Sharma S, Sharma S, Puri S, Whig J. Hand hygiene compliance in the intensive care units of a tertiary care hospital. Indian J Community Med 2011;36:217-21.
] [Full text]
Magnus TP, Marra AR, Camargo TZ, Victor Eda S, da Costa LS, Cardoso VJ, et al
. Measuring hand hygiene compliance rates in different special care settings: A comparative study of methodologies. Int J Infect Dis 2015;33:205-8.
Ramasubramanian V, Iyer V, Sewlikar S, Desai A. Epidemiology of healthcare acquired infection–An Indian perspective on surgical site infection and catheter related blood stream infection. Indian J Basic Appl Med Res 2014;3:46-63.
Rynga D, Kumar S, Gaind R, Rai AK. Hand hygiene compliance and associated factors among health care workers in a tertiary care hospital: Self–reported behavior and direct observation. Int J Infect Control 2017;13:689.
Le CD, Lehman EB, Nguyen TH, Craig TJ. Hand hygiene compliance study at a large central hospital in Vietnam. Int J Environ Res Public Health 2019;16:607.
Chavali S, Menon V, Shukla U. Hand hygiene compliance among healthcare workers in an accredited tertiary care hospital. Indian J Crit Care Med 2014;18:689-93.
] [Full text]
Rawat M. Coronavirus (COVID-19) Tracker: State-Wise Data, Daily Trends, Patients Recovered, Deaths and More. India Today; 2020.
Stewardson A, Pittet D. Quicker, easier, and cheaper?

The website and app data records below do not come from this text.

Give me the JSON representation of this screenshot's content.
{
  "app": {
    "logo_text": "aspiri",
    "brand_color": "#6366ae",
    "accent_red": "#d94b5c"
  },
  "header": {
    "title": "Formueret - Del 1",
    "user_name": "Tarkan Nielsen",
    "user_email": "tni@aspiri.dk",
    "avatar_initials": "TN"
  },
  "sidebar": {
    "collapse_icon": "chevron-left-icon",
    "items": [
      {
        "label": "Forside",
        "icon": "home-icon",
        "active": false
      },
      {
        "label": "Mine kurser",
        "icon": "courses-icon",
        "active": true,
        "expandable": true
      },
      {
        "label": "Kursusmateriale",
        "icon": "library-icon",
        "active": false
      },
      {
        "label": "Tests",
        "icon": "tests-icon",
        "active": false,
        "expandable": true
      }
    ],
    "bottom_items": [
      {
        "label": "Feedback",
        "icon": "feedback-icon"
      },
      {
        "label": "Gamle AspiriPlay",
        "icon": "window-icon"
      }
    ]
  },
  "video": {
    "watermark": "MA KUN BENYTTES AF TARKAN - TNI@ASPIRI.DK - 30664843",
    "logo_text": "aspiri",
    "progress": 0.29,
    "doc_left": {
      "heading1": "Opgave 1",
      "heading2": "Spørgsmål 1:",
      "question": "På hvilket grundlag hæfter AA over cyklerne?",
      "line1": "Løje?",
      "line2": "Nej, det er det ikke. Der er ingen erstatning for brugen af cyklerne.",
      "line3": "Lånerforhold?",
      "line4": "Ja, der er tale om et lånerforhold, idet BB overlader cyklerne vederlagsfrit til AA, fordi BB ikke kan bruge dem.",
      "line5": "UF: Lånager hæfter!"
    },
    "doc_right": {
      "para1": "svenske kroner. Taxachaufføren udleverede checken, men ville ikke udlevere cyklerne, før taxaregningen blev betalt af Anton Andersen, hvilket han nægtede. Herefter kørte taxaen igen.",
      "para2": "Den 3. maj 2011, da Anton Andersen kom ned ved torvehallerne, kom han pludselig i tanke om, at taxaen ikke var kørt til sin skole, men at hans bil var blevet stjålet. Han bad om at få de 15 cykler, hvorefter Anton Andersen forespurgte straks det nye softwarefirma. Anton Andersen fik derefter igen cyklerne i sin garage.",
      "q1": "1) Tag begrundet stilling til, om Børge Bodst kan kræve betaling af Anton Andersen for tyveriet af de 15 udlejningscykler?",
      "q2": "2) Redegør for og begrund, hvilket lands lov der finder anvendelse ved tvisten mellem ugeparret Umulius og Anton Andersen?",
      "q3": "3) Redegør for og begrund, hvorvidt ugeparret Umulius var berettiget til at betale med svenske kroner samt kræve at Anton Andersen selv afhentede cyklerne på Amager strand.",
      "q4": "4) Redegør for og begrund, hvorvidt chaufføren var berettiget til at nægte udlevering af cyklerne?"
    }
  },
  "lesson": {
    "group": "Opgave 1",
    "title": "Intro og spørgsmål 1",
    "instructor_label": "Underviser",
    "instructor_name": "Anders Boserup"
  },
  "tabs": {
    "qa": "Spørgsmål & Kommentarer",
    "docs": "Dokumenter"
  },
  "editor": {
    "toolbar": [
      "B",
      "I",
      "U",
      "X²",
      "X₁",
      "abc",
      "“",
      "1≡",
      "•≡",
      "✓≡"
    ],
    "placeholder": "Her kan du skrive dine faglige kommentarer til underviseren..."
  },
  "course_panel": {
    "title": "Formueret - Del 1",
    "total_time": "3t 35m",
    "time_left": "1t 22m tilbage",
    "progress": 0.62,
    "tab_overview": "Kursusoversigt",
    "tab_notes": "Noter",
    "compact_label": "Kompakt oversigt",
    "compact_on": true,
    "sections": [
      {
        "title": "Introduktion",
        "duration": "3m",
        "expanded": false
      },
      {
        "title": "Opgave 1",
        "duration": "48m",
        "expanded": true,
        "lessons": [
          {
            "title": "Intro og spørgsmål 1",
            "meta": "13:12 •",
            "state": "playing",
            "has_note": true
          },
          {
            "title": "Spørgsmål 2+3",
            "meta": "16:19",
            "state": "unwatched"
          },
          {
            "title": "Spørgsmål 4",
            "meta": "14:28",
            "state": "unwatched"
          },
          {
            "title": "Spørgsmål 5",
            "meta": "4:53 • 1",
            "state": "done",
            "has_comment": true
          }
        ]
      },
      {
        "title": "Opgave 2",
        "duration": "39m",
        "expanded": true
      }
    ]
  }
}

The promise of automated hand hygiene monitoring. Infect Control Hosp Epidemiol 2011;32:1029-31.